### Exercise details
Each line below containing the word "desc" needs to be shown.
### Dataset entries
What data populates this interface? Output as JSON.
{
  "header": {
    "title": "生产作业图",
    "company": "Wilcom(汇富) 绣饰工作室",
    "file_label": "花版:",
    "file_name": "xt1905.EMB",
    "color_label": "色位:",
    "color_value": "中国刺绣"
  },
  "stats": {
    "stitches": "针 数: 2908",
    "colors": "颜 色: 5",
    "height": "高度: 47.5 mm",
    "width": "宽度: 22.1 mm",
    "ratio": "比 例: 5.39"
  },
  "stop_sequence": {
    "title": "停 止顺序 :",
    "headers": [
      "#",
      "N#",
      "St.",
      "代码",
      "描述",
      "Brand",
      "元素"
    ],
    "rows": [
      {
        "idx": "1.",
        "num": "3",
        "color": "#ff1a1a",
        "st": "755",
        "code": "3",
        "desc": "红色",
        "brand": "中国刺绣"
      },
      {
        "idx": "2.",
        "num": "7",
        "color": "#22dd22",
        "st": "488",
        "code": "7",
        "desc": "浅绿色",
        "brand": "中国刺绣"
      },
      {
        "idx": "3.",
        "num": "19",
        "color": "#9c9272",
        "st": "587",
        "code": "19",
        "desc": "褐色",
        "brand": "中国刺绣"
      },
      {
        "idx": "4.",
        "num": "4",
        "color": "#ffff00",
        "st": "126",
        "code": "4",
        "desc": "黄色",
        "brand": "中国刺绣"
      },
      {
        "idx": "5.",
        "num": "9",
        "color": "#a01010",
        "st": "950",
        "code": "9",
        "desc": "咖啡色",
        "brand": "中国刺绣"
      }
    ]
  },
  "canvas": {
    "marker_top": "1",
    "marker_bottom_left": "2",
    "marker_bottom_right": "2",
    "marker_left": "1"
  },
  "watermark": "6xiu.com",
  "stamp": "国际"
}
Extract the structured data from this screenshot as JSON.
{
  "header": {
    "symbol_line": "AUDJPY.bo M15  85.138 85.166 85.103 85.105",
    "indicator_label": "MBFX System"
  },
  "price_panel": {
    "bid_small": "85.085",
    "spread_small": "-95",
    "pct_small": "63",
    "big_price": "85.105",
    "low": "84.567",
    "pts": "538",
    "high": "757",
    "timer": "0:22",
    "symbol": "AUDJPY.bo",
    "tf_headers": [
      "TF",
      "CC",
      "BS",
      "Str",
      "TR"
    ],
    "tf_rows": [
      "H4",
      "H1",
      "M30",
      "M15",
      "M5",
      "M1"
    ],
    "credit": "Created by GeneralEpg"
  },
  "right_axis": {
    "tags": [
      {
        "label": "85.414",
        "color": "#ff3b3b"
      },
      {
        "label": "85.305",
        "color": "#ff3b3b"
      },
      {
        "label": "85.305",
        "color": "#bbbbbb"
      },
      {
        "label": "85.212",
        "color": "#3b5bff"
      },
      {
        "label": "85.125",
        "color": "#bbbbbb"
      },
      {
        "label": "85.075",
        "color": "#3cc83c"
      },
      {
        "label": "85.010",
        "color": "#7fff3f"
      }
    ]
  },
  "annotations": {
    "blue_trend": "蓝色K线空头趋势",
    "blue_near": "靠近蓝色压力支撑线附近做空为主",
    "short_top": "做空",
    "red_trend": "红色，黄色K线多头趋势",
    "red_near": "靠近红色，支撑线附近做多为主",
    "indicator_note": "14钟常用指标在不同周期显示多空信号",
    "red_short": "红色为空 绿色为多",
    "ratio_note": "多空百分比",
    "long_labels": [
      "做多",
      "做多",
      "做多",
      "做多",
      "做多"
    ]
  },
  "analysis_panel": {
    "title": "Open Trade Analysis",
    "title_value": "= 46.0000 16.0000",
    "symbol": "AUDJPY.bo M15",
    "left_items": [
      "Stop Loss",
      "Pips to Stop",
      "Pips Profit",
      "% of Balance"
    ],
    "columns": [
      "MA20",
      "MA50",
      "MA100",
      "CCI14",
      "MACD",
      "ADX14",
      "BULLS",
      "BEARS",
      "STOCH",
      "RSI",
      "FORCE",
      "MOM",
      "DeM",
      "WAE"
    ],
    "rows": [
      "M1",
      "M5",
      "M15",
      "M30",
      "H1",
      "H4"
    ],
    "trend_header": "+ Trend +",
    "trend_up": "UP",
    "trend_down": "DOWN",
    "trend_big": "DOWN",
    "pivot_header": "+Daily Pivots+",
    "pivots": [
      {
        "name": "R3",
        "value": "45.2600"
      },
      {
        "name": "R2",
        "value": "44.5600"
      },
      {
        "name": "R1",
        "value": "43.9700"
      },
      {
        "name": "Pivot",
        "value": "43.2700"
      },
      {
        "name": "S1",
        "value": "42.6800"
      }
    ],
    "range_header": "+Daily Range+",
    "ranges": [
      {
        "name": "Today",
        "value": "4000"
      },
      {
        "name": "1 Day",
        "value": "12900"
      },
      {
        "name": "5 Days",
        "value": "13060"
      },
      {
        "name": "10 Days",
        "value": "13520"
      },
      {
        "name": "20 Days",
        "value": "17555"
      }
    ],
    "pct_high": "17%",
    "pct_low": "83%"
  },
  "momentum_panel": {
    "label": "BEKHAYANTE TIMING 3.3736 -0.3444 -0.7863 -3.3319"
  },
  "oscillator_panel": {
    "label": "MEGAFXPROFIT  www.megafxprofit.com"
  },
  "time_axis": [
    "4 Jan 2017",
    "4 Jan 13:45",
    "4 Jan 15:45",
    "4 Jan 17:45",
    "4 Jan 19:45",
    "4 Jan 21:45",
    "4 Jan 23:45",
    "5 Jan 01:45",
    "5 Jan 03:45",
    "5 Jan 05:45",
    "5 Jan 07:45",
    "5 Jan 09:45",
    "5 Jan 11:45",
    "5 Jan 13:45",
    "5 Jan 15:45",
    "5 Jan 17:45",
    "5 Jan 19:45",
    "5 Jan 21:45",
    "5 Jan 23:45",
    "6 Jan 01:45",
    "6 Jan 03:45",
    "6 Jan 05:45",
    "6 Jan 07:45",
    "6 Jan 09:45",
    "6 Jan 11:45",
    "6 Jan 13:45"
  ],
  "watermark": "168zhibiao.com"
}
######
### Result of the exercise
        "desc": "红色",
        "desc": "浅绿色",
        "desc": "褐色",
        "desc": "黄色",
        "desc": "咖啡色",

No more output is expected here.